In one sense, I hesitated to pick up Steven Konkoly‘s The Jakarata Pandemic. Haven’t pandemics and apocalyptic collapse been overdone? Probably, but apocalyptic books have always been a favorite. That, along with the current Ebola threat, encouraged me to give this book a chance. It didn’t disappoint and ripped a story from headlines that had yet to be written. If you want a realistic look at what happens after a major crisis (no zombies, aliens or Godzilla) and what a pandemic could do, The Jakarta Pandemic will keep you on the edge of your seat. Definitely will be reading more from Konkoly. [Similar: One Second After]
While fantasy has been dominated by reluctant male heroes, that has been changing. In Mary Weber‘s Storm Siren, Nymeria is a slave haunted by her past and her ability. An elemental, her influence of the weather is uncontrollable and deadly. Or can her curse be a gift? Written in the first person, very quickly the reader is drawn in wanting to know what happens to Nym as she is drawn into a war of men and within herself. Listed as a “young adult” fantasy — and it is accessible to that group — but so sophisticated and immersive is the world Weber has created that all fantasy fans will be taken in. [Similar: Daughter of Light]
Want some non-fiction that reads like a Tom Clancy novel? Eric Schlosser’s Command and Control will give you and inside look at the Cold War and the tenuous relationship of man with nuclear weapons. If you grew up in the Cold War, and thought the Cuban Missile Crisis was as close as we got, think again. The rush into nuclear armament was peppered with many close calls. Those who did know are still surprised that no nukes have been used, or gone off, outside of test ranges since 1945. Scholosser recounts the history while threading in the account of an armed Titan II that exploded in its silo in 1980. It is also a tale of the many who served quietly in a supposedly “cold” war. A great book on history that we would be amiss to forget and a telling that honors those who died defending our nation. [Similar: 15 Minutes]
Categories: Books, Fiction, History, Modern History
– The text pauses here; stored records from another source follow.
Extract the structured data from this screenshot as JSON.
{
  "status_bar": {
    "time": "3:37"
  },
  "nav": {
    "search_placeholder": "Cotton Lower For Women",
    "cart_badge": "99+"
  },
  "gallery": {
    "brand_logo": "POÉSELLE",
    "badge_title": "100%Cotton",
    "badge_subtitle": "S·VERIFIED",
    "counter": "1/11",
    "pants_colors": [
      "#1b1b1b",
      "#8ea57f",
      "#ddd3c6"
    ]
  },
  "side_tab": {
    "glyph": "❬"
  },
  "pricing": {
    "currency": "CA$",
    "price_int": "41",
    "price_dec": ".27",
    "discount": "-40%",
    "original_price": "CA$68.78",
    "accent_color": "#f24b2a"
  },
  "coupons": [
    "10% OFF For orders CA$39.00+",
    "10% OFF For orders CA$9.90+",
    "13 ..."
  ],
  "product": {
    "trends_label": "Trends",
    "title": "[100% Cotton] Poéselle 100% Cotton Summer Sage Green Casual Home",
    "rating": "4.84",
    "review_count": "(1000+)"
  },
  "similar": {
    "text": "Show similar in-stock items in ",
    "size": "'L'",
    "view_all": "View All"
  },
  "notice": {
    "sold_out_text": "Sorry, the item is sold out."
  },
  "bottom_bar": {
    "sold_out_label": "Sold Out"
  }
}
Tags: apocalyptic fiction, Cold War, Command and Control, Eric Scholosser, fantasy, Mary Weber, nuclear weapons, Steven Konkoly, Storm Siren, The Jakarta Pandemic, Titan II